Word for word, repeat each entry that follows.

--- START ---

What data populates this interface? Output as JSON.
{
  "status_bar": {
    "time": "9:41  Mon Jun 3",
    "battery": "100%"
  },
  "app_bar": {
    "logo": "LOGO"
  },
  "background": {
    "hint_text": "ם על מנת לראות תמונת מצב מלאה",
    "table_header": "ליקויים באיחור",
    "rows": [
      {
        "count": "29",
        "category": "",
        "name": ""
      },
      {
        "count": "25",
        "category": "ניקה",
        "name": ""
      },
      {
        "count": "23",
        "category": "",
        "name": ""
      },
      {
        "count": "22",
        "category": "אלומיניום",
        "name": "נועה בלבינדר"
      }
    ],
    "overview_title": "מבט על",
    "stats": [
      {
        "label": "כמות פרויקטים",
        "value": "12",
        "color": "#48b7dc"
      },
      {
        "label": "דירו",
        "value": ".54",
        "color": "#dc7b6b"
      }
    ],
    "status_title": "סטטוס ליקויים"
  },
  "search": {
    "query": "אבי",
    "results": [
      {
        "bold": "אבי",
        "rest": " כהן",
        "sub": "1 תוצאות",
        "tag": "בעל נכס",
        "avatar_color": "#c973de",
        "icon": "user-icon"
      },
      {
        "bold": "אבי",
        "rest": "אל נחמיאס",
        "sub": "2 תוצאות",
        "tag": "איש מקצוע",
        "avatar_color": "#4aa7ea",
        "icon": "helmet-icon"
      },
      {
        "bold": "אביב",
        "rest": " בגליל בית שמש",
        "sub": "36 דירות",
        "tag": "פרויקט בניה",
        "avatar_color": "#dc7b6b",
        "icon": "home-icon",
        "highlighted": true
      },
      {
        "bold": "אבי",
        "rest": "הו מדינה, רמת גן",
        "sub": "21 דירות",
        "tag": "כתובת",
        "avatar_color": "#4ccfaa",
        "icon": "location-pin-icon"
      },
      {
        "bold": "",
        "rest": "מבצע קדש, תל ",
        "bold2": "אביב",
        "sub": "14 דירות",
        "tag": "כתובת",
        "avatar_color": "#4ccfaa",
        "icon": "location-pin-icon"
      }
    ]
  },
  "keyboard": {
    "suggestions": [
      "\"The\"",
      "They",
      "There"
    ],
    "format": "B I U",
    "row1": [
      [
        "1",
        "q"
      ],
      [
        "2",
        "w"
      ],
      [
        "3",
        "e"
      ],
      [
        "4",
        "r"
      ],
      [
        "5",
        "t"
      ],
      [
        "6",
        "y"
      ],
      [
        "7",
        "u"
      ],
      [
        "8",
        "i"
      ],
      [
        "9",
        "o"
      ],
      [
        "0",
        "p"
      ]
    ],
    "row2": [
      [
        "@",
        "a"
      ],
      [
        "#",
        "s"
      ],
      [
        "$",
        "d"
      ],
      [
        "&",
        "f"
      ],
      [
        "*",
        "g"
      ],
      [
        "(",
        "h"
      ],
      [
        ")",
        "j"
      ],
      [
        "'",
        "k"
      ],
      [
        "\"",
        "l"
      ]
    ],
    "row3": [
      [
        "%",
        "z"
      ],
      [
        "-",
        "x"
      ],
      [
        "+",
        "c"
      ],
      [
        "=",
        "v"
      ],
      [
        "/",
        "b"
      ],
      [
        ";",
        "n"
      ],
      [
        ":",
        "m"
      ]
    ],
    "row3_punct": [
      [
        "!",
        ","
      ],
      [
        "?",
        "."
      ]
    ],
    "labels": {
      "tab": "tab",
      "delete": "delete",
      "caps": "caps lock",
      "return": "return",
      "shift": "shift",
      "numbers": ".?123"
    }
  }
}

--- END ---

**Problem solution**
What data populates this interface? Output as JSON.
{
  "status_bar": {
    "time": "9:41  Mon Jun 3",
    "battery": "100%"
  },
  "app_bar": {
    "logo": "LOGO"
  },
  "background": {
    "hint_text": "ם על מנת לראות תמונת מצב מלאה",
    "table_header": "ליקויים באיחור",
    "rows": [
      {
        "count": "29",
        "category": "",
        "name": ""
      },
      {
        "count": "25",
        "category": "ניקה",
        "name": ""
      },
      {
        "count": "23",
        "category": "",
        "name": ""
      },
      {
        "count": "22",
        "category": "אלומיניום",
        "name": "נועה בלבינדר"
      }
    ],
    "overview_title": "מבט על",
    "stats": [
      {
        "label": "כמות פרויקטים",
        "value": "12",
        "color": "#48b7dc"
      },
      {
        "label": "דירו",
        "value": ".54",
        "color": "#dc7b6b"
      }
    ],
    "status_title": "סטטוס ליקויים"
  },
  "search": {
    "query": "אבי",
    "results": [
      {
        "bold": "אבי",
        "rest": " כהן",
        "sub": "1 תוצאות",
        "tag": "בעל נכס",
        "avatar_color": "#c973de",
        "icon": "user-icon"
      },
      {
        "bold": "אבי",
        "rest": "אל נחמיאס",
        "sub": "2 תוצאות",
        "tag": "איש מקצוע",
        "avatar_color": "#4aa7ea",
        "icon": "helmet-icon"
      },
      {
        "bold": "אביב",
        "rest": " בגליל בית שמש",
        "sub": "36 דירות",
        "tag": "פרויקט בניה",
        "avatar_color": "#dc7b6b",
        "icon": "home-icon",
        "highlighted": true
      },
      {
        "bold": "אבי",
        "rest": "הו מדינה, רמת גן",
        "sub": "21 דירות",
        "tag": "כתובת",
        "avatar_color": "#4ccfaa",
        "icon": "location-pin-icon"
      },
      {
        "bold": "",
        "rest": "מבצע קדש, תל ",
        "bold2": "אביב",
        "sub": "14 דירות",
        "tag": "כתובת",
        "avatar_color": "#4ccfaa",
        "icon": "location-pin-icon"
      }
    ]
  },
  "keyboard": {
    "suggestions": [
      "\"The\"",
      "They",
      "There"
    ],
    "format": "B I U",
    "row1": [
      [
        "1",
        "q"
      ],
      [
        "2",
        "w"
      ],
      [
        "3",
        "e"
      ],
      [
        "4",
        "r"
      ],
      [
        "5",
        "t"
      ],
      [
        "6",
        "y"
      ],
      [
        "7",
        "u"
      ],
      [
        "8",
        "i"
      ],
      [
        "9",
        "o"
      ],
      [
        "0",
        "p"
      ]
    ],
    "row2": [
      [
        "@",
        "a"
      ],
      [
        "#",
        "s"
      ],
      [
        "$",
        "d"
      ],
      [
        "&",
        "f"
      ],
      [
        "*",
        "g"
      ],
      [
        "(",
        "h"
      ],
      [
        ")",
        "j"
      ],
      [
        "'",
        "k"
      ],
      [
        "\"",
        "l"
      ]
    ],
    "row3": [
      [
        "%",
        "z"
      ],
      [
        "-",
        "x"
      ],
      [
        "+",
        "c"
      ],
      [
        "=",
        "v"
      ],
      [
        "/",
        "b"
      ],
      [
        ";",
        "n"
      ],
      [
        ":",
        "m"
      ]
    ],
    "row3_punct": [
      [
        "!",
        ","
      ],
      [
        "?",
        "."
      ]
    ],
    "labels": {
      "tab": "tab",
      "delete": "delete",
      "caps": "caps lock",
      "return": "return",
      "shift": "shift",
      "numbers": ".?123"
    }
  }
}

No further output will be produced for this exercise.